I liked his work, admired his storytelling. I was intrigued by his life. And I learned from him.
A free man, he could take off on the idle suggestion of a near-stranger. A one-line telegram— Have gone to Patagonia—served as notice at work. He had a large social crowd, arty friends, some of whom he met where he began, at Sotheby’s London. By the time he quit, he was a director and an expert in Impressionism. And only after that, he began to write.
As if with wings, he took off—Africa, South America, Australia. To lose a passport was an inconvenience, he said, but to lose a notebook—the small, black Moleskines to which he was devoted—was a catastrophe.
And if, as some say, he blurred the line at times between fantasy and reality, I put it to his wings.
They took him places, allowed him to see the world with his stranger’s eyes. What could have been, what might have been, what maybe even was if you looked at it from a certain perspective—Chatwin laid it out.
“[N]ot a half truth, but a truth and a half,” said his biographer, a perfect description of what a free man can write.
He died in 1989 in southern France, at age 48, of AIDS.
When I think of him, when I come across, say, a Mercury dime, I ask myself: How free am I?
Photo credit: Coinpage.com
Photo credit for Chatwin: unknown; widely used
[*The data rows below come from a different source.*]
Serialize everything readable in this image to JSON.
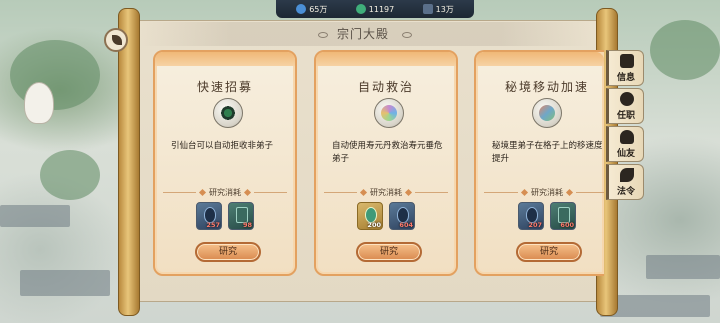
{
  "resources": [
    {
      "name": "water-drop",
      "value": "65万",
      "color": "#4b8fd6"
    },
    {
      "name": "jade-coin",
      "value": "11197",
      "color": "#3fae7a"
    },
    {
      "name": "spirit-stone",
      "value": "13万",
      "color": "#5a6f8a"
    }
  ],
  "panel": {
    "title": "宗门大殿"
  },
  "cards": [
    {
      "title": "快速招募",
      "icon": "recruit-icon",
      "desc": "引仙台可以自动拒收非弟子",
      "cost_label": "研究消耗",
      "items": [
        {
          "icon": "blue-crystal",
          "count": "257",
          "enough": false
        },
        {
          "icon": "teal-scroll",
          "count": "98",
          "enough": false
        }
      ],
      "button": "研究"
    },
    {
      "title": "自动救治",
      "icon": "heal-icon",
      "desc": "自动使用寿元丹救治寿元垂危弟子",
      "cost_label": "研究消耗",
      "items": [
        {
          "icon": "gold-pill",
          "count": "200",
          "enough": true
        },
        {
          "icon": "blue-crystal",
          "count": "604",
          "enough": false
        }
      ],
      "button": "研究"
    },
    {
      "title": "秘境移动加速",
      "icon": "speed-icon",
      "desc": "秘境里弟子在格子上的移速度提升",
      "cost_label": "研究消耗",
      "items": [
        {
          "icon": "blue-crystal",
          "count": "207",
          "enough": false
        },
        {
          "icon": "teal-scroll",
          "count": "600",
          "enough": false
        }
      ],
      "button": "研究"
    }
  ],
  "side_tabs": [
    {
      "label": "信息",
      "icon": "book-icon"
    },
    {
      "label": "任职",
      "icon": "seal-icon"
    },
    {
      "label": "仙友",
      "icon": "friends-icon"
    },
    {
      "label": "法令",
      "icon": "decree-icon"
    }
  ]
}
Although most commonly referred to as the Mercury dime, the coin does not depict the Roman messenger god but the goddess Liberty wearing a Phrygian cap, a classic symbol of liberty, with its wings intended to symbolize freedom of thought.